Looking only at the lines below that contain "Site", give the number of them and no other text.

(Dataset records):
-- Opening Marker --

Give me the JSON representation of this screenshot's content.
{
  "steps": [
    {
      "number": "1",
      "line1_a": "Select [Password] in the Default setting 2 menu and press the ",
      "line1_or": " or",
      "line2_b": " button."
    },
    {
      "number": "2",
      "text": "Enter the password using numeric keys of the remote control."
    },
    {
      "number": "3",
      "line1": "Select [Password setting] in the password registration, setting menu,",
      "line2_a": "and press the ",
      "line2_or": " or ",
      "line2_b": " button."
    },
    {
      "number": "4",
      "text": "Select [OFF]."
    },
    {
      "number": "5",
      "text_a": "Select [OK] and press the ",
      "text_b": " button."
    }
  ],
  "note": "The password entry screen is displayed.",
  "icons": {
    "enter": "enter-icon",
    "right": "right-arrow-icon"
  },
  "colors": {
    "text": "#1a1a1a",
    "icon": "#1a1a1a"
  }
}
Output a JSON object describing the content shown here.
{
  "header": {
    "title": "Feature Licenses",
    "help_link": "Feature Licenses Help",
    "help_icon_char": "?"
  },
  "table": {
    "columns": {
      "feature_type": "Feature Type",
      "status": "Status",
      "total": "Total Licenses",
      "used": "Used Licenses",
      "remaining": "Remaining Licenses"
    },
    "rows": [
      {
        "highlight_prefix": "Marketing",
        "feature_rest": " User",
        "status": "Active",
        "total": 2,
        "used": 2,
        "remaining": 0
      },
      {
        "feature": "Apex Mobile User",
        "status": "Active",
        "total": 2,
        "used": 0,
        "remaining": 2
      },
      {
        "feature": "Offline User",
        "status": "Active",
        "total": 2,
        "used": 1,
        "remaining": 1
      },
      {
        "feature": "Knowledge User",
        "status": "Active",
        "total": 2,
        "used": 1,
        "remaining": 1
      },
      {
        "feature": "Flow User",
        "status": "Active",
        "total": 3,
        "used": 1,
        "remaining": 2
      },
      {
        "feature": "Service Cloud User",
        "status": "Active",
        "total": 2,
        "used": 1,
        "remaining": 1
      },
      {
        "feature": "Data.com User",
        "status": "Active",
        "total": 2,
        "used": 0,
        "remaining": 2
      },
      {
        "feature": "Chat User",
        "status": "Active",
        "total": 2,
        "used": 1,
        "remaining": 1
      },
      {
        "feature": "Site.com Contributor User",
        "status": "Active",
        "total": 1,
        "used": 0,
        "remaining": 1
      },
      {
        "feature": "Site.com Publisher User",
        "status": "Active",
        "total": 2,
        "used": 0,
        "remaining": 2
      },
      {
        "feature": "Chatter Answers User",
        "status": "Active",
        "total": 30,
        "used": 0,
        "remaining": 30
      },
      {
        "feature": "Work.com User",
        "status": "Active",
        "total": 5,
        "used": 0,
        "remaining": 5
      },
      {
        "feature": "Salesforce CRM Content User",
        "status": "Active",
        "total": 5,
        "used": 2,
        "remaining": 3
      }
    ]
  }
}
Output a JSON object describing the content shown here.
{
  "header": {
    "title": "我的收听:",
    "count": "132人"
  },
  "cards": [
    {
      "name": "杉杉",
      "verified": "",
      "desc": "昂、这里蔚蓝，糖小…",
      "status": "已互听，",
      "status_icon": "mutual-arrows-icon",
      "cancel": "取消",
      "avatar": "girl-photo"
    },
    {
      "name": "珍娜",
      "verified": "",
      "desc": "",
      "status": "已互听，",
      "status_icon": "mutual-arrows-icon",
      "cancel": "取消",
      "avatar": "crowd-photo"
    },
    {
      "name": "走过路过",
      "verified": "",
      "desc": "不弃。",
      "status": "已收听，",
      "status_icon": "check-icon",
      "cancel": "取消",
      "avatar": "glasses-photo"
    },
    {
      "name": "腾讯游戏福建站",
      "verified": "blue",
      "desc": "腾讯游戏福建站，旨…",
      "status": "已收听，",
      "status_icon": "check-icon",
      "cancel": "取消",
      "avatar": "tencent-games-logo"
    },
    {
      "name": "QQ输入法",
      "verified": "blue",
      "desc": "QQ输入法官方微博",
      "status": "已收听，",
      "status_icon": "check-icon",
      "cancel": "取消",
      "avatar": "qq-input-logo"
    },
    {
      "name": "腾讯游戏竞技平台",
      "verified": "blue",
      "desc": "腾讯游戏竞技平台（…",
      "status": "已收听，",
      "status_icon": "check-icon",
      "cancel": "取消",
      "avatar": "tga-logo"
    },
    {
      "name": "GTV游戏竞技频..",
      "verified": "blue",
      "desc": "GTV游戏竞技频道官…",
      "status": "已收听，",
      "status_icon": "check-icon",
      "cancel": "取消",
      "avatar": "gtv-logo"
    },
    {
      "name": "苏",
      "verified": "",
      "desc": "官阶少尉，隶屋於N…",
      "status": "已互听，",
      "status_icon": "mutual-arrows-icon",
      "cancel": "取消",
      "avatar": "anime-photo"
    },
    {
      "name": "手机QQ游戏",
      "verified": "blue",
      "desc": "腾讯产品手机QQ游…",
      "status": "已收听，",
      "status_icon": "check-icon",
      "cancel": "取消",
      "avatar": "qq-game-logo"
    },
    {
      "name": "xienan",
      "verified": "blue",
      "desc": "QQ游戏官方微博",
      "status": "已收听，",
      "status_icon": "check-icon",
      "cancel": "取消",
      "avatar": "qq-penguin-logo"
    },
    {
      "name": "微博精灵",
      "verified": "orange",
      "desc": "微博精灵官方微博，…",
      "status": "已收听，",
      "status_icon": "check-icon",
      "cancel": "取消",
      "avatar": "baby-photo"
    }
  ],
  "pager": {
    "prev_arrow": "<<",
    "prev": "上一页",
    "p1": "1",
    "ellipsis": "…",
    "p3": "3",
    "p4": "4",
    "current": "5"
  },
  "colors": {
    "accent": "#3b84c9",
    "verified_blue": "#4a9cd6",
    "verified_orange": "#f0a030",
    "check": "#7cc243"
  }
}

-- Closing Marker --

(Answer for the task): 2